Telangiectasias are small blood vessels that you can see just below the surface of the skin. They may appear as a single vessel or a cluster of vessels. Telangiectasias can also appear in the mouth, eyes, and brain.
Small blood vessels become stuck in a wide open position. This makes them more visible. It is not always clear why this happens. Some may have related conditions, such as rosacea.
This problem is more common in women and people who are 40 years of age and older. The risk may also be higher in people who have other family members with this problem.
Symptoms are red lines under the skin that:
- May appear in a lacy pattern
- Can appear anywhere on the body, but are most common on the face, nose, and legs

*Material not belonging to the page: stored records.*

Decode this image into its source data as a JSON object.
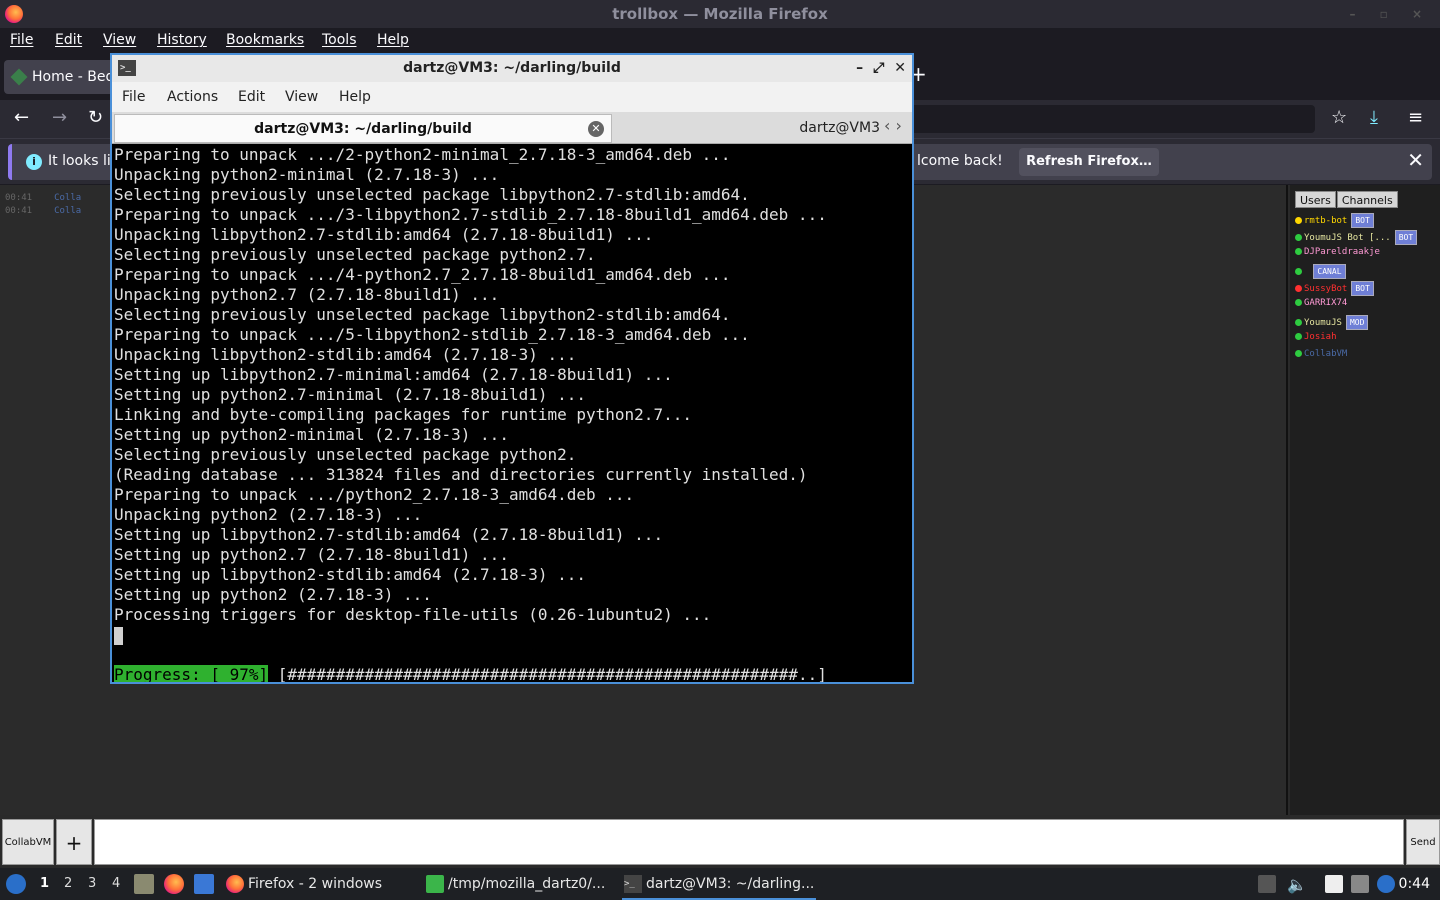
{
  "firefox": {
    "window_title": "trollbox — Mozilla Firefox",
    "menu": [
      "File",
      "Edit",
      "View",
      "History",
      "Bookmarks",
      "Tools",
      "Help"
    ],
    "tab_title": "Home - Bed",
    "notification_text_left": "It looks lik",
    "notification_text_right": "lcome back!",
    "refresh_button": "Refresh Firefox…"
  },
  "trollbox": {
    "chat_lines": [
      {
        "time": "00:41",
        "nick": "Colla"
      },
      {
        "time": "00:41",
        "nick": "Colla"
      }
    ],
    "user_tabs": [
      "Users",
      "Channels"
    ],
    "users": [
      {
        "name": "rmtb-bot",
        "color": "#ffd700",
        "badge": "BOT",
        "dot": "#ffd700"
      },
      {
        "name": "YoumuJS Bot [...",
        "color": "#e6e6a0",
        "badge": "BOT",
        "dot": "#2ecc40"
      },
      {
        "name": "DJPareldraakje",
        "color": "#ff9ad5",
        "badge": "",
        "dot": "#2ecc40"
      },
      {
        "name": " ",
        "color": "#6f7fd6",
        "badge": "CANAL",
        "dot": "#2ecc40"
      },
      {
        "name": "SussyBot",
        "color": "#ff3030",
        "badge": "BOT",
        "dot": "#ff3030"
      },
      {
        "name": "GARRIX74",
        "color": "#ff9ad5",
        "badge": "",
        "dot": "#2ecc40"
      },
      {
        "name": "YoumuJS",
        "color": "#e6e6a0",
        "badge": "MOD",
        "dot": "#2ecc40"
      },
      {
        "name": "Josiah",
        "color": "#ff3030",
        "badge": "",
        "dot": "#2ecc40"
      },
      {
        "name": "CollabVM",
        "color": "#4a6aa6",
        "badge": "",
        "dot": "#2ecc40"
      }
    ],
    "input_label": "CollabVM",
    "plus_label": "+",
    "send_label": "Send"
  },
  "terminal": {
    "title": "dartz@VM3: ~/darling/build",
    "menu": [
      "File",
      "Actions",
      "Edit",
      "View",
      "Help"
    ],
    "active_tab": "dartz@VM3: ~/darling/build",
    "other_tab": "dartz@VM3",
    "lines": [
      "Preparing to unpack .../2-python2-minimal_2.7.18-3_amd64.deb ...",
      "Unpacking python2-minimal (2.7.18-3) ...",
      "Selecting previously unselected package libpython2.7-stdlib:amd64.",
      "Preparing to unpack .../3-libpython2.7-stdlib_2.7.18-8build1_amd64.deb ...",
      "Unpacking libpython2.7-stdlib:amd64 (2.7.18-8build1) ...",
      "Selecting previously unselected package python2.7.",
      "Preparing to unpack .../4-python2.7_2.7.18-8build1_amd64.deb ...",
      "Unpacking python2.7 (2.7.18-8build1) ...",
      "Selecting previously unselected package libpython2-stdlib:amd64.",
      "Preparing to unpack .../5-libpython2-stdlib_2.7.18-3_amd64.deb ...",
      "Unpacking libpython2-stdlib:amd64 (2.7.18-3) ...",
      "Setting up libpython2.7-minimal:amd64 (2.7.18-8build1) ...",
      "Setting up python2.7-minimal (2.7.18-8build1) ...",
      "Linking and byte-compiling packages for runtime python2.7...",
      "Setting up python2-minimal (2.7.18-3) ...",
      "Selecting previously unselected package python2.",
      "(Reading database ... 313824 files and directories currently installed.)",
      "Preparing to unpack .../python2_2.7.18-3_amd64.deb ...",
      "Unpacking python2 (2.7.18-3) ...",
      "Setting up libpython2.7-stdlib:amd64 (2.7.18-8build1) ...",
      "Setting up python2.7 (2.7.18-8build1) ...",
      "Setting up libpython2-stdlib:amd64 (2.7.18-3) ...",
      "Setting up python2 (2.7.18-3) ...",
      "Processing triggers for desktop-file-utils (0.26-1ubuntu2) ..."
    ],
    "progress_label": "Progress: [ 97%]",
    "progress_bar": "[#####################################################..]",
    "progress_percent": 97
  },
  "taskbar": {
    "workspaces": [
      "1",
      "2",
      "3",
      "4"
    ],
    "items": [
      {
        "label": "Firefox - 2 windows",
        "icon": "firefox-icon"
      },
      {
        "label": "/tmp/mozilla_dartz0/...",
        "icon": "folder-icon"
      },
      {
        "label": "dartz@VM3: ~/darling...",
        "icon": "terminal-icon"
      }
    ],
    "clock": "0:44"
  }
}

- Are often painless
- May have a burning feeling
- May bleed
You will be asked about your symptoms and health history. A physical exam will be done. This is often enough to make the diagnosis.
Treatment is not always needed. This problem rarely causes health concerns. However, some may not like how they look.
Make-up can be used to cover the red patches. The blood vessels may also be destroyed with laser therapy or chemicals. These treatments are not right for everyone.
There are no known methods to prevent this health problem.
American Academy of Dermatology
Family Doctor—American Academy of Family Physicians
Canadian Dermatology Association
The College of Family Physicians of Canada
Generalised essential telangiectasia. DermNet NZ website. Available at: https://dermnetnz.org/topics/generalised-essential-telangiectasia. Accessed August 20, 2021.
Idiopathic telangiectasias. Merck Manual Professional Version website. Available at: https://www.merckmanuals.com/professional/cardiovascular-disorders/peripheral-venous-disorders/idiopathic-telangiectasias. Accessed August 20, 2021.
Spider telangiectasias. Boston Children's Hospital website. Available at: http://www.childrenshospital.org/conditions-and-treatments/conditions/spider-telangiectasias. Accessed August 20, 2021.
Last reviewed July 2021 by EBSCO Medical Review Board James Cornell, MD Last Updated: 8/20/2021